*** Material shown ***

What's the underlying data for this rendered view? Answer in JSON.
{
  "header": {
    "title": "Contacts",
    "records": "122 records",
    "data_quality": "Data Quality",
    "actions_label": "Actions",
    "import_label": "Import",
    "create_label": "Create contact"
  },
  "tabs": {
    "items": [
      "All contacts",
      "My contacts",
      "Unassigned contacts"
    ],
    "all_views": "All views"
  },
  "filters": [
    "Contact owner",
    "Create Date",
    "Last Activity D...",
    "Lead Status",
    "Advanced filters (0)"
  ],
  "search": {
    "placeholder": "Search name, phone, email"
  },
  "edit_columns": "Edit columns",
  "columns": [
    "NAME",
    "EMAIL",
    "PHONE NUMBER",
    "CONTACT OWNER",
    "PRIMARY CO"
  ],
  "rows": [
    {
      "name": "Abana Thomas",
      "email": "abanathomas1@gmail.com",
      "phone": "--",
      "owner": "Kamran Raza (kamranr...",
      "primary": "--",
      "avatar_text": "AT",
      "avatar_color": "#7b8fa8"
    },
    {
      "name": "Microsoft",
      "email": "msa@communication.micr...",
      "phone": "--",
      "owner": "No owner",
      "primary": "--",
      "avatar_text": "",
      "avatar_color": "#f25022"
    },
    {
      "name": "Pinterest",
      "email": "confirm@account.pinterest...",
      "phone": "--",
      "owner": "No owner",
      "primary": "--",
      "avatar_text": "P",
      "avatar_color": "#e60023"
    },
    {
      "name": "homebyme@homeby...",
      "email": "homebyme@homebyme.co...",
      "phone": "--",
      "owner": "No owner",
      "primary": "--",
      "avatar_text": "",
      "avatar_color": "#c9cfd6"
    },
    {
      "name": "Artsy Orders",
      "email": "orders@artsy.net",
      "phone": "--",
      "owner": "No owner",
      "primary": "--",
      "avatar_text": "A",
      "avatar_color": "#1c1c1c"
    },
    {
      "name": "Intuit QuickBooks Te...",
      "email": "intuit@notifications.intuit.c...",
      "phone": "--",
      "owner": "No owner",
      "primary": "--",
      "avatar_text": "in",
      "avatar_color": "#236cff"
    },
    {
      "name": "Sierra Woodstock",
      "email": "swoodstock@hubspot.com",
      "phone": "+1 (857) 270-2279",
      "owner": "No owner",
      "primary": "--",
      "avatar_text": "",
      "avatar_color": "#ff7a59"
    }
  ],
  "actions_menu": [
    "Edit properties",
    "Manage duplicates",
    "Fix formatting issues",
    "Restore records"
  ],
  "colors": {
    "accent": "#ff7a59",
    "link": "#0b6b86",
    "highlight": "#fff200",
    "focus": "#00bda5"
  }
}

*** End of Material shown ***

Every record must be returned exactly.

Answer to the problem:
What's the underlying data for this rendered view? Answer in JSON.
{
  "header": {
    "title": "Contacts",
    "records": "122 records",
    "data_quality": "Data Quality",
    "actions_label": "Actions",
    "import_label": "Import",
    "create_label": "Create contact"
  },
  "tabs": {
    "items": [
      "All contacts",
      "My contacts",
      "Unassigned contacts"
    ],
    "all_views": "All views"
  },
  "filters": [
    "Contact owner",
    "Create Date",
    "Last Activity D...",
    "Lead Status",
    "Advanced filters (0)"
  ],
  "search": {
    "placeholder": "Search name, phone, email"
  },
  "edit_columns": "Edit columns",
  "columns": [
    "NAME",
    "EMAIL",
    "PHONE NUMBER",
    "CONTACT OWNER",
    "PRIMARY CO"
  ],
  "rows": [
    {
      "name": "Abana Thomas",
      "email": "abanathomas1@gmail.com",
      "phone": "--",
      "owner": "Kamran Raza (kamranr...",
      "primary": "--",
      "avatar_text": "AT",
      "avatar_color": "#7b8fa8"
    },
    {
      "name": "Microsoft",
      "email": "msa@communication.micr...",
      "phone": "--",
      "owner": "No owner",
      "primary": "--",
      "avatar_text": "",
      "avatar_color": "#f25022"
    },
    {
      "name": "Pinterest",
      "email": "confirm@account.pinterest...",
      "phone": "--",
      "owner": "No owner",
      "primary": "--",
      "avatar_text": "P",
      "avatar_color": "#e60023"
    },
    {
      "name": "homebyme@homeby...",
      "email": "homebyme@homebyme.co...",
      "phone": "--",
      "owner": "No owner",
      "primary": "--",
      "avatar_text": "",
      "avatar_color": "#c9cfd6"
    },
    {
      "name": "Artsy Orders",
      "email": "orders@artsy.net",
      "phone": "--",
      "owner": "No owner",
      "primary": "--",
      "avatar_text": "A",
      "avatar_color": "#1c1c1c"
    },
    {
      "name": "Intuit QuickBooks Te...",
      "email": "intuit@notifications.intuit.c...",
      "phone": "--",
      "owner": "No owner",
      "primary": "--",
      "avatar_text": "in",
      "avatar_color": "#236cff"
    },
    {
      "name": "Sierra Woodstock",
      "email": "swoodstock@hubspot.com",
      "phone": "+1 (857) 270-2279",
      "owner": "No owner",
      "primary": "--",
      "avatar_text": "",
      "avatar_color": "#ff7a59"
    }
  ],
  "actions_menu": [
    "Edit properties",
    "Manage duplicates",
    "Fix formatting issues",
    "Restore records"
  ],
  "colors": {
    "accent": "#ff7a59",
    "link": "#0b6b86",
    "highlight": "#fff200",
    "focus": "#00bda5"
  }
}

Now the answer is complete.